### What needs to be done
Read the data, and whenever a line holds the word "HEIGHT", report that line.

Dataset rows describing interfaces
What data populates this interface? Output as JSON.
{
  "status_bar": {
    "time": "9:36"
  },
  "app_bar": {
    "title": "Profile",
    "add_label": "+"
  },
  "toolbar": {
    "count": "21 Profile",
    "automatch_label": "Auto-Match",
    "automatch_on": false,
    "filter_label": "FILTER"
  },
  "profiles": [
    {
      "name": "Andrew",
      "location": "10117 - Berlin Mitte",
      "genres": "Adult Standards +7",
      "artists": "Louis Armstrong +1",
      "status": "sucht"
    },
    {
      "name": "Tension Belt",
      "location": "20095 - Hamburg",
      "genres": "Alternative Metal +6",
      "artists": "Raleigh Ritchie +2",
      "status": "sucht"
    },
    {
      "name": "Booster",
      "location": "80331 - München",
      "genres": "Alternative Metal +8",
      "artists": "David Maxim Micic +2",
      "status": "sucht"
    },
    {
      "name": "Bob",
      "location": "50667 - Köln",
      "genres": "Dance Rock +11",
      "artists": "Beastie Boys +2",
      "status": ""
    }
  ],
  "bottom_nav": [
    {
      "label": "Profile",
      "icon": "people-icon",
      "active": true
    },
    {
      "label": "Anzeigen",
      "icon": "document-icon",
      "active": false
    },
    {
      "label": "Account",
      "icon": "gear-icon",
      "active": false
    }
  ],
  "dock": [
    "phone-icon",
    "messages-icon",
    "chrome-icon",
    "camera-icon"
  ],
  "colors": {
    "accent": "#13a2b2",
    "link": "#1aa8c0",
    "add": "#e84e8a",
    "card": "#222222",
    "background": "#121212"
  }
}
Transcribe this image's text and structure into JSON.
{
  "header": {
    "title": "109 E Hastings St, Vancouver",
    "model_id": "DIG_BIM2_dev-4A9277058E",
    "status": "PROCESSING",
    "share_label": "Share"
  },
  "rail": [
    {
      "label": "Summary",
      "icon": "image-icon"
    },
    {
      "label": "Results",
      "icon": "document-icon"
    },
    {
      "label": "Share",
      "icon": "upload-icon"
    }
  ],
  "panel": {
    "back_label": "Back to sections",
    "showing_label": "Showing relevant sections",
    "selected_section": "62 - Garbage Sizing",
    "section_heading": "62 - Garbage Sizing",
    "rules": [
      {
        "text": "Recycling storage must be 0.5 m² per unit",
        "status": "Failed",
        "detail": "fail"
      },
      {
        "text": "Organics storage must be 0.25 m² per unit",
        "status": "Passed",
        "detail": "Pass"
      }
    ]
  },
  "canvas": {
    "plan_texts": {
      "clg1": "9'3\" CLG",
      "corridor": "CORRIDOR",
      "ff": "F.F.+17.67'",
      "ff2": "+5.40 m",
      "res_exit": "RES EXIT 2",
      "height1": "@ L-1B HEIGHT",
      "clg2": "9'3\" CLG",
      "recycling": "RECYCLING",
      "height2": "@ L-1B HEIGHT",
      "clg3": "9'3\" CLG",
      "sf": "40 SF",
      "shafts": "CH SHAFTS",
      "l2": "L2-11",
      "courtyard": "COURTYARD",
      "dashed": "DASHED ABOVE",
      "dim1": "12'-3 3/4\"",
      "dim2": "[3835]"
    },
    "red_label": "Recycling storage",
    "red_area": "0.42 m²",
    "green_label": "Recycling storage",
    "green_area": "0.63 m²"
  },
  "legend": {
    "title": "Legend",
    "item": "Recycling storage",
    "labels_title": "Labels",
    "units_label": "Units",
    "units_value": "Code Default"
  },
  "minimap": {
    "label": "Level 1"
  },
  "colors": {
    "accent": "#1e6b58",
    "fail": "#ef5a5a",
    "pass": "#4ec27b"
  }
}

### Result for this exercise
      "height1": "@ L-1B HEIGHT",
      "height2": "@ L-1B HEIGHT",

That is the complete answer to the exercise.